Evolution of co-existing long and short period stellar activity cycles.
BRANDENBURG A., MATHUR S. and METCALFE T.S.
Abstract (from CDS):
The magnetic activity of the Sun becomes stronger and weaker over roughly an 11 year cycle, modulating the radiation and charged particle environment experienced by the Earth as "space weather." Decades of observations from the Mount Wilson Observatory have revealed that other stars also show regular activity cycles in their Ca II H+K line emission, and identified two different relationships between the length of the cycle and the rotation rate of the star. Recent observations at higher cadence have allowed the discovery of shorter cycles with periods between 1–3 years. Some of these shorter cycles coexist with longer cycle periods, suggesting that two underlying dynamos can operate simultaneously. We combine these new observations with previous data, and show that the longer and shorter cycle periods agree remarkably well with those expected from an earlier analysis based on the mean activity level and the rotation period. The relative turbulent length scales associated with the two branches of cyclic behavior suggest that a near-surface dynamo may be the dominant mechanism that drives cycles in more active stars, whereas a dynamo operating in deeper layers may dominate in less active stars.
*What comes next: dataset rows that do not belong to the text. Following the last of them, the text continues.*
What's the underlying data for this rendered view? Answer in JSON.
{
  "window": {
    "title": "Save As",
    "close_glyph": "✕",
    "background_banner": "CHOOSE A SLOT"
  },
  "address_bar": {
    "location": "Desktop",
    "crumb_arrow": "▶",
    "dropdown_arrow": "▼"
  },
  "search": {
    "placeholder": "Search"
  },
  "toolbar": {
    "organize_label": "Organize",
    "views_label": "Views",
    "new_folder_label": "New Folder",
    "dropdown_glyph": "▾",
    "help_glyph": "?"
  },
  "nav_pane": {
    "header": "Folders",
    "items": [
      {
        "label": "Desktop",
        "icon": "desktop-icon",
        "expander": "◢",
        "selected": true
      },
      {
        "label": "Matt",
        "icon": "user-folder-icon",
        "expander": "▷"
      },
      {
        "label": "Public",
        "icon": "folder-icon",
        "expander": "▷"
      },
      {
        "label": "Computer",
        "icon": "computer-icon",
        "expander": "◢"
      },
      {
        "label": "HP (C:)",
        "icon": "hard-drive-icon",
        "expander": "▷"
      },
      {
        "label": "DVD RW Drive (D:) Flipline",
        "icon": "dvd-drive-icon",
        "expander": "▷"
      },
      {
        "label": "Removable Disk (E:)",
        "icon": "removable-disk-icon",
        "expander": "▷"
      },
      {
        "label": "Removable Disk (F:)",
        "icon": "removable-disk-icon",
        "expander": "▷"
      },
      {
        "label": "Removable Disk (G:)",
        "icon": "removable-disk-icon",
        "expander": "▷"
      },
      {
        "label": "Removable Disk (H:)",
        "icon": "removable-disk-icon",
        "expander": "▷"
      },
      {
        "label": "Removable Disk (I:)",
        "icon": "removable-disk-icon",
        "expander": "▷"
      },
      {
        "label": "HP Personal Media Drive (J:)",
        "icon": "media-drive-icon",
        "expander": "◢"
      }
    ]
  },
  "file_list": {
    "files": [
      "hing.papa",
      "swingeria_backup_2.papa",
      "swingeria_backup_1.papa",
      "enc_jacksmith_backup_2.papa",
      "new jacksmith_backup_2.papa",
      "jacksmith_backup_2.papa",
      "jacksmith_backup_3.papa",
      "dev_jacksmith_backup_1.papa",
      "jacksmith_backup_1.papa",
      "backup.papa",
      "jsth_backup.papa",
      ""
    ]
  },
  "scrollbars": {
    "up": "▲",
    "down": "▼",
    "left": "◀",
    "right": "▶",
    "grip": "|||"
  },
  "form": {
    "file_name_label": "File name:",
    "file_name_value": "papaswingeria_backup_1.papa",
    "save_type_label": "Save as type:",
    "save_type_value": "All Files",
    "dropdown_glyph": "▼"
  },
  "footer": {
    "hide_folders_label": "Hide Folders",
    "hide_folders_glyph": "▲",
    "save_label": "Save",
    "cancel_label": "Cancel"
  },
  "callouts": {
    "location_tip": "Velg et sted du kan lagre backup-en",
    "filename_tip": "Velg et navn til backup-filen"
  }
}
However, several examples of equally prominent long and short cycles have been found at all levels of activity of stars younger than 2.3 Gyr. Deviations from the expected cycle periods show no dependence on the depth of the convection zone or on the metallicity. For some stars that exhibit longer cycles, we compute the periods of shorter cycles that might be detected with future high-cadence observations.